  • A Texas woman is recovering after a life-threatening ordeal in the Arizona desert. Texas college student Amber VanHecke, 24, ran out of gas on a sightseeing trip to the southern rim of the Grand Canyon on March 12. >> Read more trending news She was traveling by herself and told ABC News that she made a wrong turn based on directions from her GPS. She ended up in the middle of nowhere and making matters worse she couldn’t get cellphone reception.  But she was prepared because she had traveled alone before. 'I planned out my itinerary, had it posted on Facebook and stuff and off I went with some non-perishables and water,' ABC News reported. As one day turned into two, she started writing messages on notebook paper and created a “help” sign out of rocks. It wasn’t until the fourth day that she decided to start walking to try and get a signal for her cellphone. She managed to talk to a 911 operator briefly before she lost the call, but it was long enough.  An air rescue crew from the Coconino County Sheriff’s Office was sent to look for her. The crew found her car and a note she had left explaining that she had started walking east, media outlets reported. They also spotted her “help” sign from the air. They eventually located her based on all the clues she left behind. The Arizona Department of Public Safety said in a statement Wednesday on its website that VanHecke had run out of food and was almost out of water when she was found on March 17, five days after her ordeal began. 'When she left the vehicle, she left notes so we knew where to find her. She did everything right,' trooper paramedic Eddie Bissonette said. 'She was treated at the scene for exposure, placed in the helicopter, and transported to the trauma center in Flagstaff,' according to the statement. VanHecke managed to stay positive about the harrowing experience, posting about her ordeal on Facebook. “I must be Irish because the luck was definitely with me today to get found.”  

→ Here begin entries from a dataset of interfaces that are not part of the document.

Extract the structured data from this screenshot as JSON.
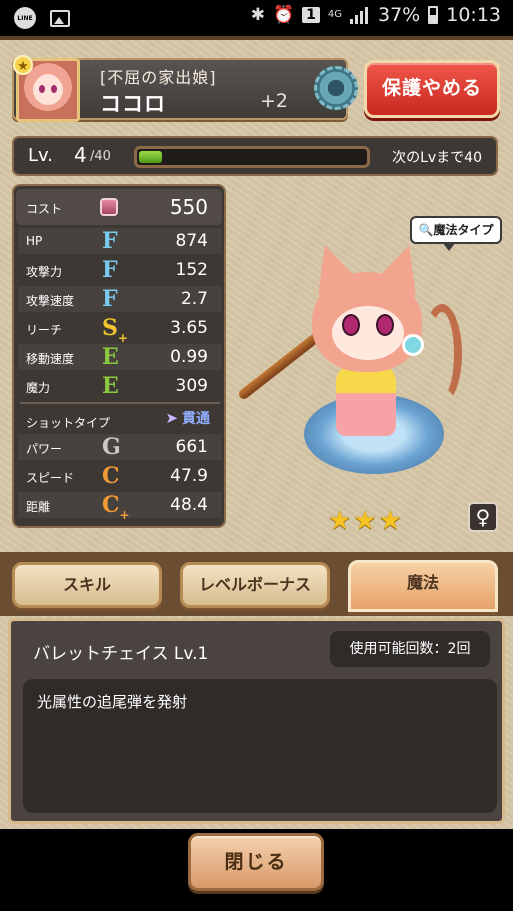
{
  "status_bar": {
    "left_icons": [
      "line-app-icon",
      "image-icon"
    ],
    "right_icons": [
      "bluetooth-icon",
      "alarm-icon",
      "notification-1-icon",
      "4g-icon",
      "signal-icon",
      "battery-icon"
    ],
    "badge": "1",
    "network": "4G",
    "battery": "37%",
    "time": "10:13"
  },
  "header": {
    "title": "[不屈の家出娘]",
    "name": "ココロ",
    "plus": "+2",
    "protect_button": "保護やめる"
  },
  "level": {
    "label": "Lv.",
    "value": "4",
    "max": "/40",
    "progress_fraction": 0.1,
    "next_text": "次のLvまで40"
  },
  "stats": {
    "cost": {
      "name": "コスト",
      "value": "550"
    },
    "rows": [
      {
        "name": "HP",
        "grade": "F",
        "plus": "",
        "value": "874"
      },
      {
        "name": "攻撃力",
        "grade": "F",
        "plus": "",
        "value": "152"
      },
      {
        "name": "攻撃速度",
        "grade": "F",
        "plus": "",
        "value": "2.7"
      },
      {
        "name": "リーチ",
        "grade": "S",
        "plus": "+",
        "value": "3.65"
      },
      {
        "name": "移動速度",
        "grade": "E",
        "plus": "",
        "value": "0.99"
      },
      {
        "name": "魔力",
        "grade": "E",
        "plus": "",
        "value": "309"
      }
    ],
    "shot_label": "ショットタイプ",
    "shot_type": "貫通",
    "shot_rows": [
      {
        "name": "パワー",
        "grade": "G",
        "plus": "",
        "value": "661"
      },
      {
        "name": "スピード",
        "grade": "C",
        "plus": "",
        "value": "47.9"
      },
      {
        "name": "距離",
        "grade": "C",
        "plus": "+",
        "value": "48.4"
      }
    ]
  },
  "character": {
    "type_tag": "魔法タイプ",
    "rarity_stars": 3,
    "gender_symbol": "♀"
  },
  "tabs": [
    {
      "label": "スキル",
      "active": false
    },
    {
      "label": "レベルボーナス",
      "active": false
    },
    {
      "label": "魔法",
      "active": true
    }
  ],
  "skill": {
    "name": "バレットチェイス Lv.1",
    "use_count": "使用可能回数：2回",
    "description": "光属性の追尾弾を発射"
  },
  "footer": {
    "close_button": "閉じる"
  },
  "colors": {
    "grade_F": "#7ac9ef",
    "grade_S": "#f1c42e",
    "grade_E": "#89c93e",
    "grade_G": "#c9c9c9",
    "grade_C": "#f19a36",
    "protect_button": "#e0413a",
    "level_fill": "#7cc232"
  }
}
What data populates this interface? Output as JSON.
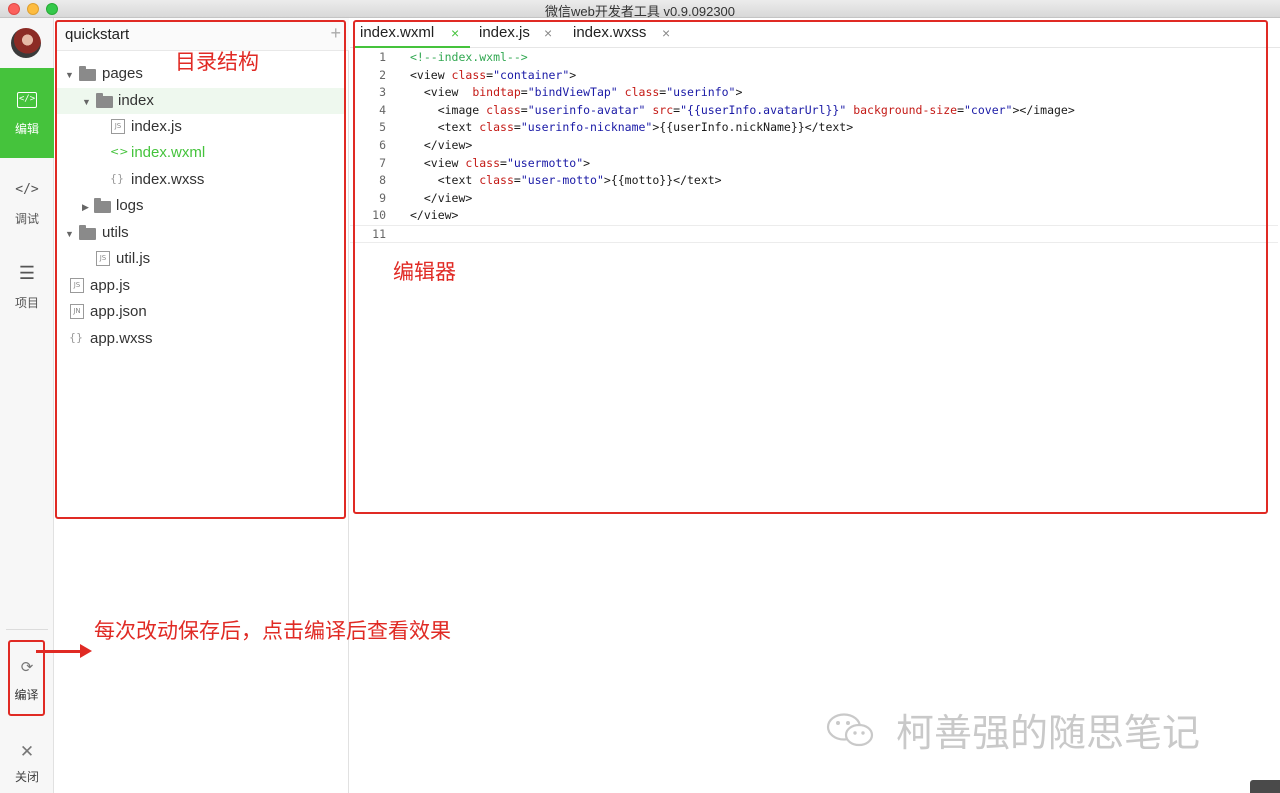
{
  "window": {
    "title": "微信web开发者工具 v0.9.092300"
  },
  "leftnav": {
    "items": [
      {
        "label": "编辑",
        "icon": "code-box-icon",
        "active": true
      },
      {
        "label": "调试",
        "icon": "code-icon"
      },
      {
        "label": "项目",
        "icon": "menu-icon"
      }
    ],
    "compile": {
      "label": "编译",
      "icon": "compile-icon"
    },
    "close": {
      "label": "关闭",
      "icon": "close-icon"
    }
  },
  "filepanel": {
    "project": "quickstart",
    "add_icon": "plus-icon",
    "tree": [
      {
        "name": "pages",
        "type": "folder",
        "expanded": true
      },
      {
        "name": "index",
        "type": "folder",
        "expanded": true,
        "active": true
      },
      {
        "name": "index.js",
        "type": "file",
        "badge": "JS"
      },
      {
        "name": "index.wxml",
        "type": "file",
        "badge": "<>",
        "highlight": true
      },
      {
        "name": "index.wxss",
        "type": "file",
        "badge": "{}"
      },
      {
        "name": "logs",
        "type": "folder",
        "expanded": false
      },
      {
        "name": "utils",
        "type": "folder",
        "expanded": true
      },
      {
        "name": "util.js",
        "type": "file",
        "badge": "JS"
      },
      {
        "name": "app.js",
        "type": "file",
        "badge": "JS"
      },
      {
        "name": "app.json",
        "type": "file",
        "badge": "JN"
      },
      {
        "name": "app.wxss",
        "type": "file",
        "badge": "{}"
      }
    ]
  },
  "editor": {
    "tabs": [
      {
        "label": "index.wxml",
        "close": "×",
        "active": true
      },
      {
        "label": "index.js",
        "close": "×"
      },
      {
        "label": "index.wxss",
        "close": "×"
      }
    ],
    "lines": [
      [
        {
          "t": "<!--index.wxml-->",
          "c": "cm"
        }
      ],
      [
        {
          "t": "<view ",
          "c": "tg"
        },
        {
          "t": "class",
          "c": "at"
        },
        {
          "t": "=",
          "c": "tg"
        },
        {
          "t": "\"container\"",
          "c": "st"
        },
        {
          "t": ">",
          "c": "tg"
        }
      ],
      [
        {
          "t": "  <view  ",
          "c": "tg"
        },
        {
          "t": "bindtap",
          "c": "at"
        },
        {
          "t": "=",
          "c": "tg"
        },
        {
          "t": "\"bindViewTap\"",
          "c": "st"
        },
        {
          "t": " ",
          "c": "tg"
        },
        {
          "t": "class",
          "c": "at"
        },
        {
          "t": "=",
          "c": "tg"
        },
        {
          "t": "\"userinfo\"",
          "c": "st"
        },
        {
          "t": ">",
          "c": "tg"
        }
      ],
      [
        {
          "t": "    <image ",
          "c": "tg"
        },
        {
          "t": "class",
          "c": "at"
        },
        {
          "t": "=",
          "c": "tg"
        },
        {
          "t": "\"userinfo-avatar\"",
          "c": "st"
        },
        {
          "t": " ",
          "c": "tg"
        },
        {
          "t": "src",
          "c": "at"
        },
        {
          "t": "=",
          "c": "tg"
        },
        {
          "t": "\"{{userInfo.avatarUrl}}\"",
          "c": "st"
        },
        {
          "t": " ",
          "c": "tg"
        },
        {
          "t": "background-size",
          "c": "at"
        },
        {
          "t": "=",
          "c": "tg"
        },
        {
          "t": "\"cover\"",
          "c": "st"
        },
        {
          "t": "></image>",
          "c": "tg"
        }
      ],
      [
        {
          "t": "    <text ",
          "c": "tg"
        },
        {
          "t": "class",
          "c": "at"
        },
        {
          "t": "=",
          "c": "tg"
        },
        {
          "t": "\"userinfo-nickname\"",
          "c": "st"
        },
        {
          "t": ">{{userInfo.nickName}}</text>",
          "c": "tg"
        }
      ],
      [
        {
          "t": "  </view>",
          "c": "tg"
        }
      ],
      [
        {
          "t": "  <view ",
          "c": "tg"
        },
        {
          "t": "class",
          "c": "at"
        },
        {
          "t": "=",
          "c": "tg"
        },
        {
          "t": "\"usermotto\"",
          "c": "st"
        },
        {
          "t": ">",
          "c": "tg"
        }
      ],
      [
        {
          "t": "    <text ",
          "c": "tg"
        },
        {
          "t": "class",
          "c": "at"
        },
        {
          "t": "=",
          "c": "tg"
        },
        {
          "t": "\"user-motto\"",
          "c": "st"
        },
        {
          "t": ">{{motto}}</text>",
          "c": "tg"
        }
      ],
      [
        {
          "t": "  </view>",
          "c": "tg"
        }
      ],
      [
        {
          "t": "</view>",
          "c": "tg"
        }
      ],
      []
    ]
  },
  "annotations": {
    "tree_label": "目录结构",
    "editor_label": "编辑器",
    "compile_hint": "每次改动保存后，点击编译后查看效果",
    "accent": "#e02a24"
  },
  "watermark": {
    "text": "柯善强的随思笔记",
    "icon": "wechat-icon"
  }
}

  • One 24-year-old man is dead; another is behind bars.   The Jacksonville Sheriff's Office has announced the arrest of 24-year-old Toray Ricketts, after a deadly, overnight shooting outside the Suite nightclub at the St. Johns Town Center.   According to JSO, there was some sort of verbal argument that turned physical, with Ricketts and the victim, Sina Sharifai, both ending up on the ground.   'At that point, that's when Ricketts pulled a handgun from his waistline and fired two shots, striking Mr. Sharifai,' explains a JSO official.   Sharifai was rushed to the hospital, but later died from his injuries.   Ricketts was eventually arrested without incident and is now charged with second-degree murder, as well as carrying a concealed firearm without a permit.

The Latest News Videos